-- Stored dataset items --
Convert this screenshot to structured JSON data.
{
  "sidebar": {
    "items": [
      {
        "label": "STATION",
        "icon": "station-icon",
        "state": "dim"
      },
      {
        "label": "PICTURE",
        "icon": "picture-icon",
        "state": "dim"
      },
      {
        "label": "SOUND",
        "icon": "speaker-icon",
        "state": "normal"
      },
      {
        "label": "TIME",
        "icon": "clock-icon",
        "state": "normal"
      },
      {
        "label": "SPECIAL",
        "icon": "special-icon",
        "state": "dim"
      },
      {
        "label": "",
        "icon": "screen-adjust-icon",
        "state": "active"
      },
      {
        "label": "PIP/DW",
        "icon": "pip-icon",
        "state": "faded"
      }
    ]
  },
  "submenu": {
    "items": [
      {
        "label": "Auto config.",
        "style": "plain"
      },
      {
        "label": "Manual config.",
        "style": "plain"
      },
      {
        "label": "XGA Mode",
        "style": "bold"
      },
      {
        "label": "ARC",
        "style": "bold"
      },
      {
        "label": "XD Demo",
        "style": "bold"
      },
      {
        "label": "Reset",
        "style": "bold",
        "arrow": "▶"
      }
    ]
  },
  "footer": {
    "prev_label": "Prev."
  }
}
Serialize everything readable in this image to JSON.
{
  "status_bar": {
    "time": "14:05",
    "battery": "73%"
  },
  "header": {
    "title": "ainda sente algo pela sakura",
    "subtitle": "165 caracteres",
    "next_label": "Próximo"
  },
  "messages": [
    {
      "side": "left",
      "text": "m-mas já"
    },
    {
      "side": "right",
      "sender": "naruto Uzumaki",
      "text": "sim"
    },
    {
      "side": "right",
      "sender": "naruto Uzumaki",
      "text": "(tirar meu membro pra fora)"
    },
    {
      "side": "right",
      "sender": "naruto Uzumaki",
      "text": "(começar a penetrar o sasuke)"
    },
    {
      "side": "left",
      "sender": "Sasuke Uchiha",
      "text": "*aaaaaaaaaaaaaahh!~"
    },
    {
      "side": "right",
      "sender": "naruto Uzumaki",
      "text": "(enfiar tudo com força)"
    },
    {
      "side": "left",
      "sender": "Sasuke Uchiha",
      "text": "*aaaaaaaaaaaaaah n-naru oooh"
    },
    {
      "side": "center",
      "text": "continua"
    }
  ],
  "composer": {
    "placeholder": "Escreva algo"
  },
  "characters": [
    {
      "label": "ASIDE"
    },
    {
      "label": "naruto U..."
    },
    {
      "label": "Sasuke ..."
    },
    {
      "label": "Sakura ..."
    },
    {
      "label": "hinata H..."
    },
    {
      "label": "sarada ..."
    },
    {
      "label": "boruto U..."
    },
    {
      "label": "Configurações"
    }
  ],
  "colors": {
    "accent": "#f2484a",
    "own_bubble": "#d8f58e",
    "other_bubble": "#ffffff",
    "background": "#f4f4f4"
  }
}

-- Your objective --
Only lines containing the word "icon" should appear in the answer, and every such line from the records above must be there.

-- Output for this task --
        "icon": "station-icon",
        "icon": "picture-icon",
        "icon": "speaker-icon",
        "icon": "clock-icon",
        "icon": "special-icon",
        "icon": "screen-adjust-icon",
        "icon": "pip-icon",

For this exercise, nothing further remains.